■ **Dataset records**:
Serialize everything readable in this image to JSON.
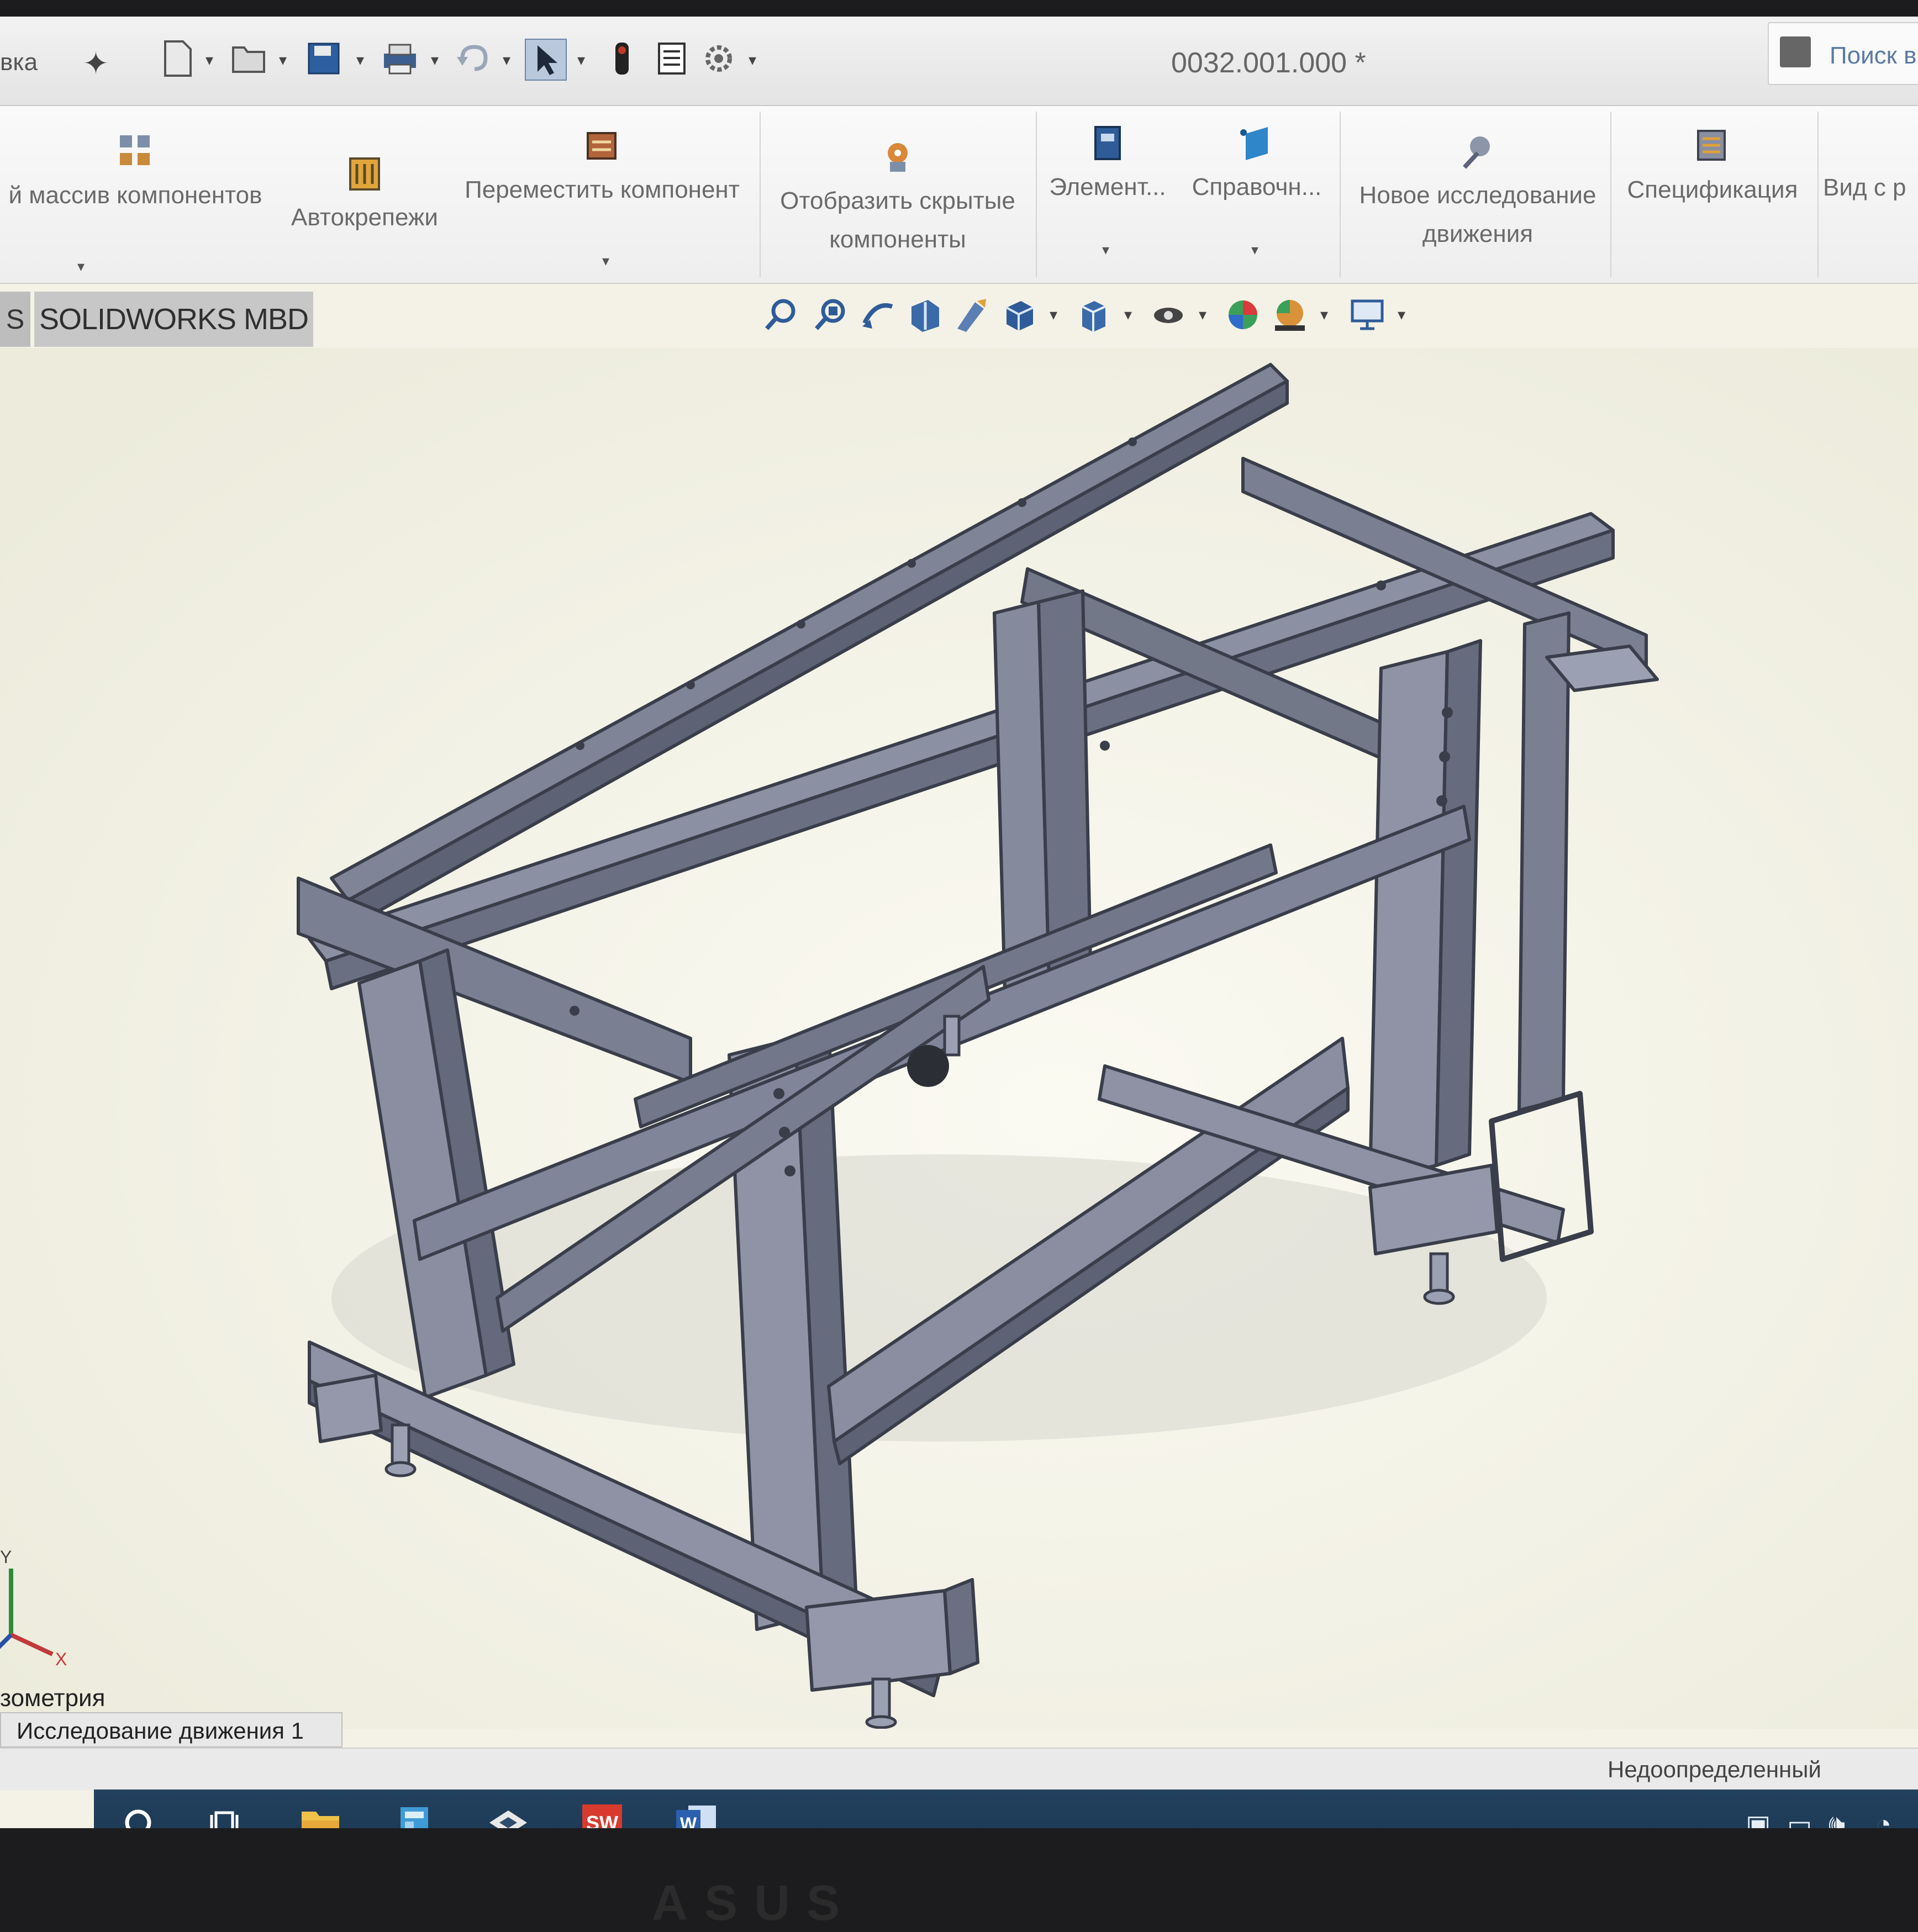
{
  "quick_access": {
    "left_text": "вка",
    "document_title": "0032.001.000 *",
    "search_label": "Поиск в"
  },
  "ribbon": {
    "pattern_label": "й массив компонентов",
    "autofasteners_label": "Автокрепежи",
    "move_component_label": "Переместить компонент",
    "show_hidden_line1": "Отобразить скрытые",
    "show_hidden_line2": "компоненты",
    "element_label": "Элемент...",
    "reference_label": "Справочн...",
    "motion_study_line1": "Новое исследование",
    "motion_study_line2": "движения",
    "bom_label": "Спецификация",
    "view_label": "Вид с р"
  },
  "tabs": {
    "partial_tab": "S",
    "mbd_tab": "SOLIDWORKS MBD"
  },
  "viewport": {
    "view_name": "зометрия",
    "triad_x": "X",
    "triad_y": "Y"
  },
  "bottom": {
    "motion_study_tab": "Исследование движения 1",
    "status": "Недоопределенный"
  },
  "taskbar": {
    "sw_icon_text": "SW",
    "word_icon_text": "W"
  },
  "colors": {
    "model_steel": "#8a8ea0",
    "model_edge": "#3a3d4a",
    "background": "#f4f2e6",
    "taskbar": "#1f3c58"
  }
}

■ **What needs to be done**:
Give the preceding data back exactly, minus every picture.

■ **Solution to this exercise**:
Serialize everything readable in this image to JSON.
{
  "quick_access": {
    "left_text": "вка",
    "document_title": "0032.001.000 *",
    "search_label": "Поиск в"
  },
  "ribbon": {
    "pattern_label": "й массив компонентов",
    "autofasteners_label": "Автокрепежи",
    "move_component_label": "Переместить компонент",
    "show_hidden_line1": "Отобразить скрытые",
    "show_hidden_line2": "компоненты",
    "element_label": "Элемент...",
    "reference_label": "Справочн...",
    "motion_study_line1": "Новое исследование",
    "motion_study_line2": "движения",
    "bom_label": "Спецификация",
    "view_label": "Вид с р"
  },
  "tabs": {
    "partial_tab": "S",
    "mbd_tab": "SOLIDWORKS MBD"
  },
  "viewport": {
    "view_name": "зометрия",
    "triad_x": "X",
    "triad_y": "Y"
  },
  "bottom": {
    "motion_study_tab": "Исследование движения 1",
    "status": "Недоопределенный"
  },
  "taskbar": {
    "sw_icon_text": "SW",
    "word_icon_text": "W"
  },
  "colors": {
    "model_steel": "#8a8ea0",
    "model_edge": "#3a3d4a",
    "background": "#f4f2e6",
    "taskbar": "#1f3c58"
  }
}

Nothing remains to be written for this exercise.